People often think of their neighbors as those already belonging to their “tribe” or community. It’s safe, it’s easy, and it doesn’t often cause conflict—politically or religiously. But in today’s world, everyone and everything is interconnected globally in an ever-changing cultural landscape, while religious strife runs rampant. Is it feasible for Christians to live their faith boldly and lovingly while entering into a true relationship with “neighbors” of other faiths, both locally and globally? In Bold as Love, Pastor Bob Roberts shows you what it looks like to live out your faith daily in the global public square among people of other faiths—Jews, Muslims, atheists, Hindus, Buddhists. While he admits that it can be challenging to engage people of other faiths whose beliefs are as strong as yours, he demonstrates how to enter into this critical dialogue in a radical yet loving way. “We have to learn to speak with one conversation and give the same message everywhere to everyone,” he says. “We are commanded to love God and love others. And sometimes that requires risky boldness.” Roberts invites you to respond to this call to live a life of fearless and loving engagement with the world. So take the risk! Your faith wasn’t made to live in isolation. It’s something you do face-to-face, heart-to-heart, hand-to-hand. Whether you are in a suburb of Houston or a village in India, put away the fear and suspicion and, instead, answer the call to radically love others the way God loves. And get ready to see your life and the lives of those you touch—your family, your community, even your enemies—transformed!

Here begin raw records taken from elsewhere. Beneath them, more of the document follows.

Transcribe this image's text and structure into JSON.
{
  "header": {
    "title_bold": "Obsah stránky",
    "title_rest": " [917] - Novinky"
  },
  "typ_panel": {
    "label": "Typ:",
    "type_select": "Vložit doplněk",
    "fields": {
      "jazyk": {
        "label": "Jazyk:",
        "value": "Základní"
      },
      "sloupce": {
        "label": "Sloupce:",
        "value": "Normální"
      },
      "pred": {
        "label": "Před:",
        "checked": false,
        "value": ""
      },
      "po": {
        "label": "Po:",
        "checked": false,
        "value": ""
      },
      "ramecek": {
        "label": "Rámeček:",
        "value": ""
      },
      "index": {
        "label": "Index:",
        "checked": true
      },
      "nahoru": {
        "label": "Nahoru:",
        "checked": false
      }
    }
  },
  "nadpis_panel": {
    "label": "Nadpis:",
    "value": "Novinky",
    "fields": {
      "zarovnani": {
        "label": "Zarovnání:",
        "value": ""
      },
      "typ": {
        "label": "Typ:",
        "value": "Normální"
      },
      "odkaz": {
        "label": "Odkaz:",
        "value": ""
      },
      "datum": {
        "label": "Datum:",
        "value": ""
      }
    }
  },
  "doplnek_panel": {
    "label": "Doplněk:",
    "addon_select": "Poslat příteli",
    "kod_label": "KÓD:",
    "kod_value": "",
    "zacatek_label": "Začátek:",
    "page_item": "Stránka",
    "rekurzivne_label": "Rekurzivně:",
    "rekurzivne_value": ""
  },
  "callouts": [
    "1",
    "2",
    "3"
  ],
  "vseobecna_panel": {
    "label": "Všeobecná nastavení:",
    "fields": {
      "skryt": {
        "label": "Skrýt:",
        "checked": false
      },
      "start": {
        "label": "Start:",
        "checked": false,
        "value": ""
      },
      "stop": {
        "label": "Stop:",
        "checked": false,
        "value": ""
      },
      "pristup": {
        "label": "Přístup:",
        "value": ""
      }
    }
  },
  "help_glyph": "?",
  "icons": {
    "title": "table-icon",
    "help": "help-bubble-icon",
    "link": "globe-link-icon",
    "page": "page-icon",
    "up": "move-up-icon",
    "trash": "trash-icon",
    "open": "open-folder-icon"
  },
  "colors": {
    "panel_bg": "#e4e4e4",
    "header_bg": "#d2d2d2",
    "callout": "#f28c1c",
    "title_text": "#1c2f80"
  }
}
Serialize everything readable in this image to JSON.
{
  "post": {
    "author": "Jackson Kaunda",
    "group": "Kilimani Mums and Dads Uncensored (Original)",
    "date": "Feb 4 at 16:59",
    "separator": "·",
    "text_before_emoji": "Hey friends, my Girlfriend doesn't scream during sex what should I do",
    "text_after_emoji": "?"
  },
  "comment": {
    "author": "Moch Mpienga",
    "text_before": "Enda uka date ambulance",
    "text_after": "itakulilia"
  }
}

I encourage Evangelicals and those of other religious traditions to read Bob's book. In addition to the listing at Amazon you can learn more at Bob's Facebook page, and you can see Bob discuss his book at his website at